**Extracted entries**
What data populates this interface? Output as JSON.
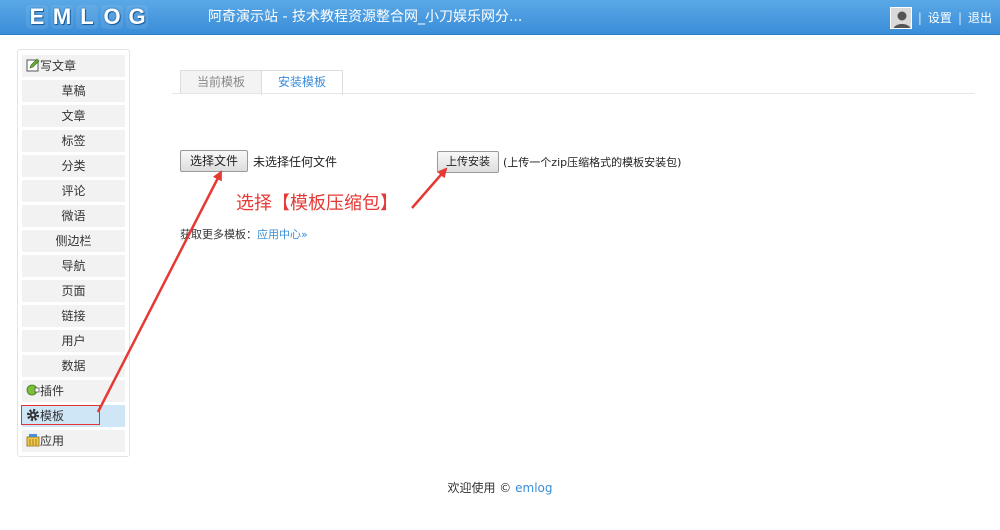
{
  "header": {
    "logo_letters": [
      "E",
      "M",
      "L",
      "O",
      "G"
    ],
    "site_title": "阿奇演示站 - 技术教程资源整合网_小刀娱乐网分...",
    "settings": "设置",
    "logout": "退出",
    "separator": "|"
  },
  "sidebar": {
    "items": [
      {
        "label": "写文章",
        "icon": "edit-icon"
      },
      {
        "label": "草稿"
      },
      {
        "label": "文章"
      },
      {
        "label": "标签"
      },
      {
        "label": "分类"
      },
      {
        "label": "评论"
      },
      {
        "label": "微语"
      },
      {
        "label": "侧边栏"
      },
      {
        "label": "导航"
      },
      {
        "label": "页面"
      },
      {
        "label": "链接"
      },
      {
        "label": "用户"
      },
      {
        "label": "数据"
      },
      {
        "label": "插件",
        "icon": "plugin-icon"
      },
      {
        "label": "模板",
        "icon": "gear-icon",
        "active": true
      },
      {
        "label": "应用",
        "icon": "app-store-icon"
      }
    ]
  },
  "tabs": {
    "current_template": "当前模板",
    "install_template": "安装模板"
  },
  "upload": {
    "choose_file": "选择文件",
    "no_file": "未选择任何文件",
    "upload_install": "上传安装",
    "hint": "(上传一个zip压缩格式的模板安装包)"
  },
  "annotation": "选择【模板压缩包】",
  "more": {
    "text": "获取更多模板：",
    "link": "应用中心»"
  },
  "footer": {
    "text": "欢迎使用 ©",
    "link": "emlog"
  },
  "colors": {
    "header": "#3a8dd8",
    "link": "#3a8dd8",
    "annotation": "#e53935",
    "active_nav": "#cfe6f7"
  }
}
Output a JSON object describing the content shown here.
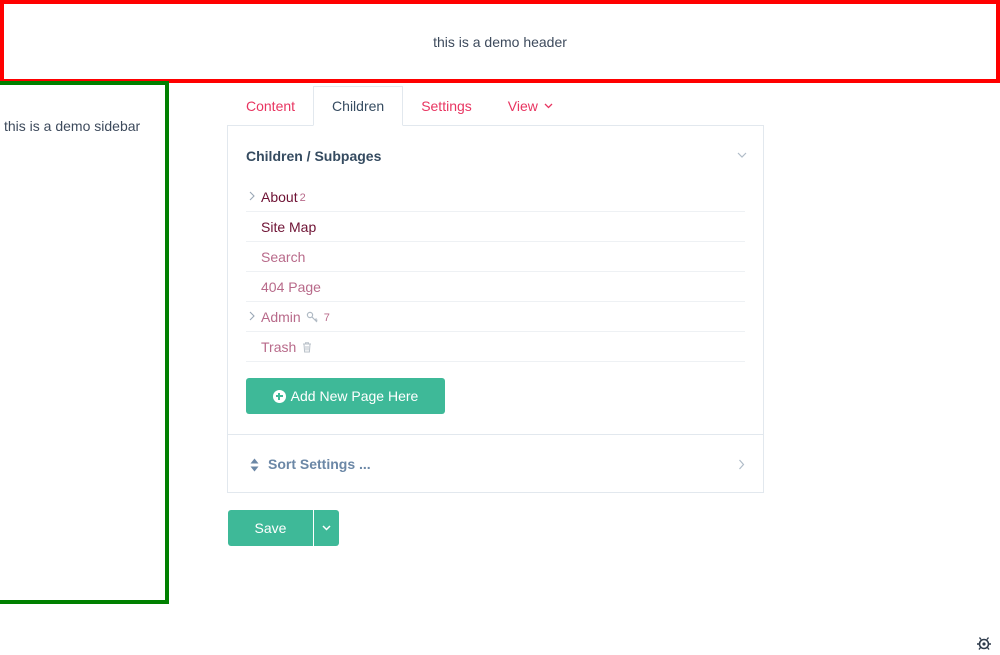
{
  "demo": {
    "header_text": "this is a demo header",
    "sidebar_text": "this is a demo sidebar"
  },
  "tabs": [
    {
      "label": "Content",
      "active": false
    },
    {
      "label": "Children",
      "active": true
    },
    {
      "label": "Settings",
      "active": false
    },
    {
      "label": "View",
      "active": false,
      "has_dropdown": true
    }
  ],
  "children_panel": {
    "title": "Children / Subpages",
    "pages": [
      {
        "label": "About",
        "count": "2",
        "expandable": true,
        "status": "published"
      },
      {
        "label": "Site Map",
        "status": "published"
      },
      {
        "label": "Search",
        "status": "hidden"
      },
      {
        "label": "404 Page",
        "status": "hidden"
      },
      {
        "label": "Admin",
        "count": "7",
        "icon": "key-icon",
        "expandable": true,
        "status": "hidden"
      },
      {
        "label": "Trash",
        "icon": "trash-icon",
        "status": "hidden"
      }
    ],
    "add_button_label": "Add New Page Here",
    "sort_label": "Sort Settings ..."
  },
  "footer": {
    "save_label": "Save"
  },
  "colors": {
    "accent": "#3eb998",
    "tab_link": "#e83561",
    "header_border": "#ff0000",
    "sidebar_border": "#008000"
  }
}
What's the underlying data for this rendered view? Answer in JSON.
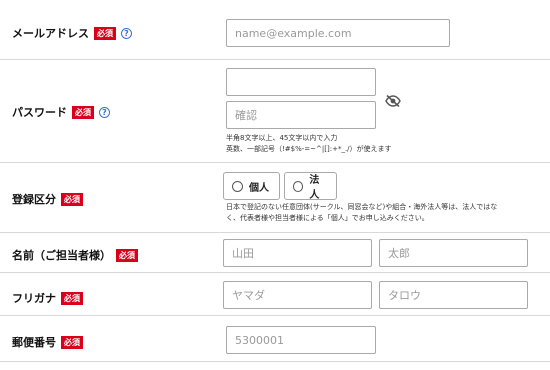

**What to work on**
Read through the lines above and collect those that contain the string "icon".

**Solved problem**
        "icon": "edit-icon"
        "icon": "plugin-icon"
        "icon": "gear-icon",
        "icon": "app-store-icon"
        "icon": "key-icon",
        "icon": "trash-icon",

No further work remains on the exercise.